April 11, 2012 - Court rulings, our governments actions and inactions and judicial interpretation are giving further cause to wonder if out grandchildrens' futures are at stake.
Oh, sure, our predecessors had the same thoughts going through depressions, world wars and plague threats.
But, at least they had a belief in out Constitution and a belief our Supreme Court would uphold our laws and interest.
Now we have law makers and justices saying in fat, or jest, "Do you expect us to read all 28,000 pages of this?"
Such was the question asked in the Senate and recently by a Supreme Court justice on the health care law before them.
The law is no longer even referred to as the healthcare law. It's the Obamacare law. That's how political it is.
It's the president's bill.
And, it's going to be decided by a totally partisan court, split by four people appointed by democratic presidents and five of Republican presidents.
Our media quickly points out that one of the justices is a split-vote, suggesting he has been known to vote along non-party lines.
Ain't that wonderful?
One of the nine members of our Supreme Court can interpret a law based n wording in out Constitution.
Whereas the other eight are said to stick with their party's leaders, come hell or high water.
A lawyer friend said this movement has been evolving through out the years, as law school teachers suggest their students consider the possibility that words in out Constitution can be interpreted to mean something the writers did not mean. (Obama taught Constitutional law at the University of Chicago Law School.)
You may take my words an twist them to mean anything you like, 'cause I ain't edjucated, but the Constitutioners were.
And not all these Obamacare backers are educated either.
Bring me out another soapbox, and I'll get back to normal, for me, nonsense.
RE: Headline writers and editors thereof.
The front page of the business section of The Detroit News Friday, March 30 had these headlines above the fold:
Mich. economy hits 6-year high.
Analysts see brick car sales in March.
Income in Mich. shows strong growth.
Then drop your eyes below the fold, to the bottom of the page. The headline reads: Best Buy to cut 50 stores, corporate jobs."
That's we newspaper types way of giving our readers good news and bad news without inhaling. We can exhault and depress very quickly.
I'll close with a touch more from NPR's Garrison Keeler:
• A man went to the doctor and told him his pants didn't fit. The doctor weighted him, but he hadn't gained a pound. The doctor said, "You must have Furniture Disease. That's when you chest starts sliding down into your drawers."

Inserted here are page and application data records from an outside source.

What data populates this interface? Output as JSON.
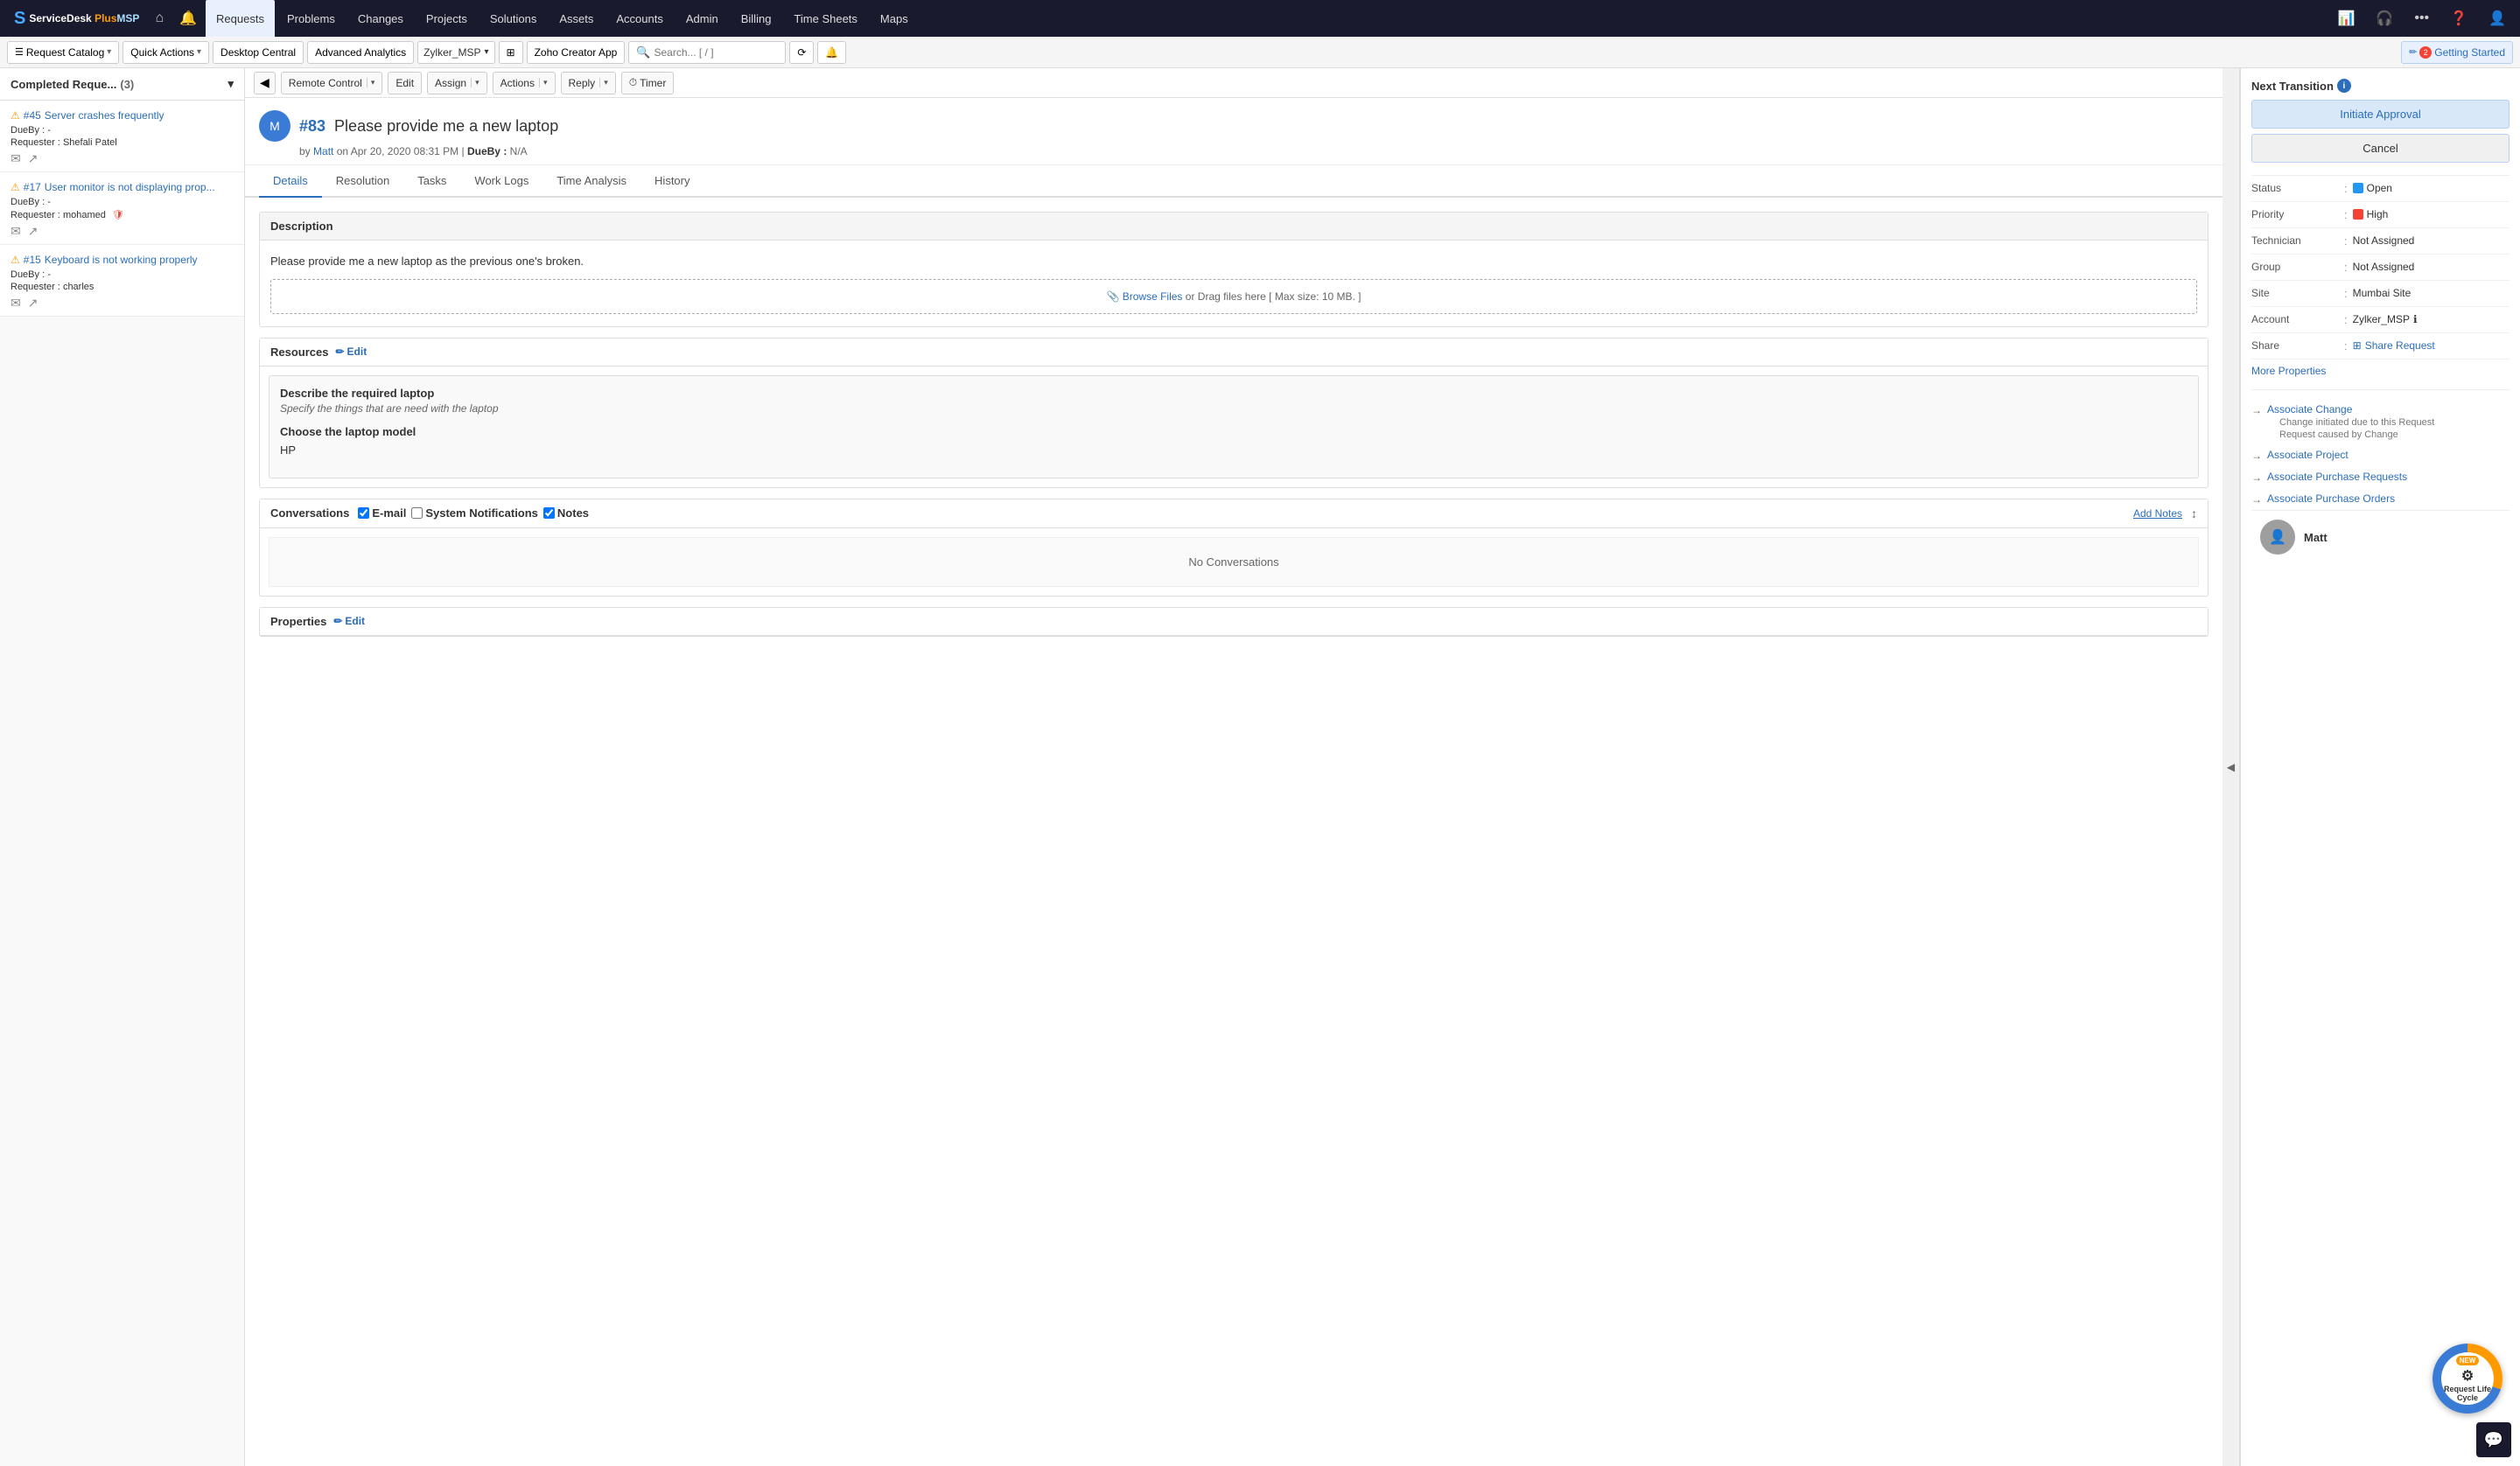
{
  "app": {
    "name": "ServiceDesk Plus MSP",
    "logo_text": "ServiceDesk",
    "plus": "Plus",
    "msp": "MSP"
  },
  "top_nav": {
    "items": [
      {
        "label": "Requests",
        "active": true
      },
      {
        "label": "Problems",
        "active": false
      },
      {
        "label": "Changes",
        "active": false
      },
      {
        "label": "Projects",
        "active": false
      },
      {
        "label": "Solutions",
        "active": false
      },
      {
        "label": "Assets",
        "active": false
      },
      {
        "label": "Accounts",
        "active": false
      },
      {
        "label": "Admin",
        "active": false
      },
      {
        "label": "Billing",
        "active": false
      },
      {
        "label": "Time Sheets",
        "active": false
      },
      {
        "label": "Maps",
        "active": false
      }
    ]
  },
  "toolbar": {
    "catalog": "Request Catalog",
    "quick_actions": "Quick Actions",
    "desktop_central": "Desktop Central",
    "advanced_analytics": "Advanced Analytics",
    "instance": "Zylker_MSP",
    "zoho_creator": "Zoho Creator App",
    "search_placeholder": "Search... [ / ]",
    "getting_started": "Getting Started"
  },
  "sub_toolbar": {
    "remote_control": "Remote Control",
    "edit": "Edit",
    "assign": "Assign",
    "actions": "Actions",
    "reply": "Reply",
    "timer": "Timer"
  },
  "left_panel": {
    "header": "Completed Reque...",
    "count": "(3)",
    "tickets": [
      {
        "id": "#45",
        "title": "Server crashes frequently",
        "due_label": "DueBy :",
        "due_val": "-",
        "req_label": "Requester :",
        "req_val": "Shefali Patel"
      },
      {
        "id": "#17",
        "title": "User monitor is not displaying prop...",
        "due_label": "DueBy :",
        "due_val": "-",
        "req_label": "Requester :",
        "req_val": "mohamed"
      },
      {
        "id": "#15",
        "title": "Keyboard is not working properly",
        "due_label": "DueBy :",
        "due_val": "-",
        "req_label": "Requester :",
        "req_val": "charles"
      }
    ]
  },
  "request": {
    "number": "#83",
    "subject": "Please provide me a new laptop",
    "by_label": "by",
    "author": "Matt",
    "date": "Apr 20, 2020 08:31 PM",
    "due_label": "DueBy :",
    "due_val": "N/A"
  },
  "tabs": [
    {
      "label": "Details",
      "active": true
    },
    {
      "label": "Resolution",
      "active": false
    },
    {
      "label": "Tasks",
      "active": false
    },
    {
      "label": "Work Logs",
      "active": false
    },
    {
      "label": "Time Analysis",
      "active": false
    },
    {
      "label": "History",
      "active": false
    }
  ],
  "description": {
    "header": "Description",
    "text": "Please provide me a new laptop as the previous one's broken.",
    "file_browse": "Browse Files",
    "file_text": "or Drag files here [ Max size: 10 MB. ]"
  },
  "resources": {
    "header": "Resources",
    "edit_label": "Edit",
    "field1_label": "Describe the required laptop",
    "field1_sublabel": "Specify the things that are need with the laptop",
    "field2_label": "Choose the laptop model",
    "field2_value": "HP"
  },
  "conversations": {
    "header": "Conversations",
    "email_label": "E-mail",
    "email_checked": true,
    "sys_notif_label": "System Notifications",
    "sys_notif_checked": false,
    "notes_label": "Notes",
    "notes_checked": true,
    "add_notes": "Add Notes",
    "no_conv": "No Conversations"
  },
  "properties": {
    "header": "Properties",
    "edit_label": "Edit"
  },
  "right_panel": {
    "next_transition_label": "Next Transition",
    "initiate_approval": "Initiate Approval",
    "cancel": "Cancel",
    "props": [
      {
        "key": "Status",
        "val": "Open",
        "type": "status_open"
      },
      {
        "key": "Priority",
        "val": "High",
        "type": "status_high"
      },
      {
        "key": "Technician",
        "val": "Not Assigned",
        "type": "text"
      },
      {
        "key": "Group",
        "val": "Not Assigned",
        "type": "text"
      },
      {
        "key": "Site",
        "val": "Mumbai Site",
        "type": "text"
      },
      {
        "key": "Account",
        "val": "Zylker_MSP",
        "type": "account"
      },
      {
        "key": "Share",
        "val": "Share Request",
        "type": "share"
      }
    ],
    "more_properties": "More Properties",
    "associations": [
      {
        "label": "Associate Change",
        "sub1": "Change initiated due to this Request",
        "sub2": "Request caused by Change"
      },
      {
        "label": "Associate Project",
        "sub1": "",
        "sub2": ""
      },
      {
        "label": "Associate Purchase Requests",
        "sub1": "",
        "sub2": ""
      },
      {
        "label": "Associate Purchase Orders",
        "sub1": "",
        "sub2": ""
      }
    ],
    "requester_name": "Matt"
  },
  "lifecycle": {
    "new_label": "NEW",
    "label": "Request Life Cycle"
  }
}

• What do you do when attacked by a gang of clowns? Go for the juggler.
• What's the worst thing about living on O street? Having to go a block to P.
Jim Sherman, Sr. is president of Sherman Publications, Inc. He has penned "Jim's Jottings" since 1955.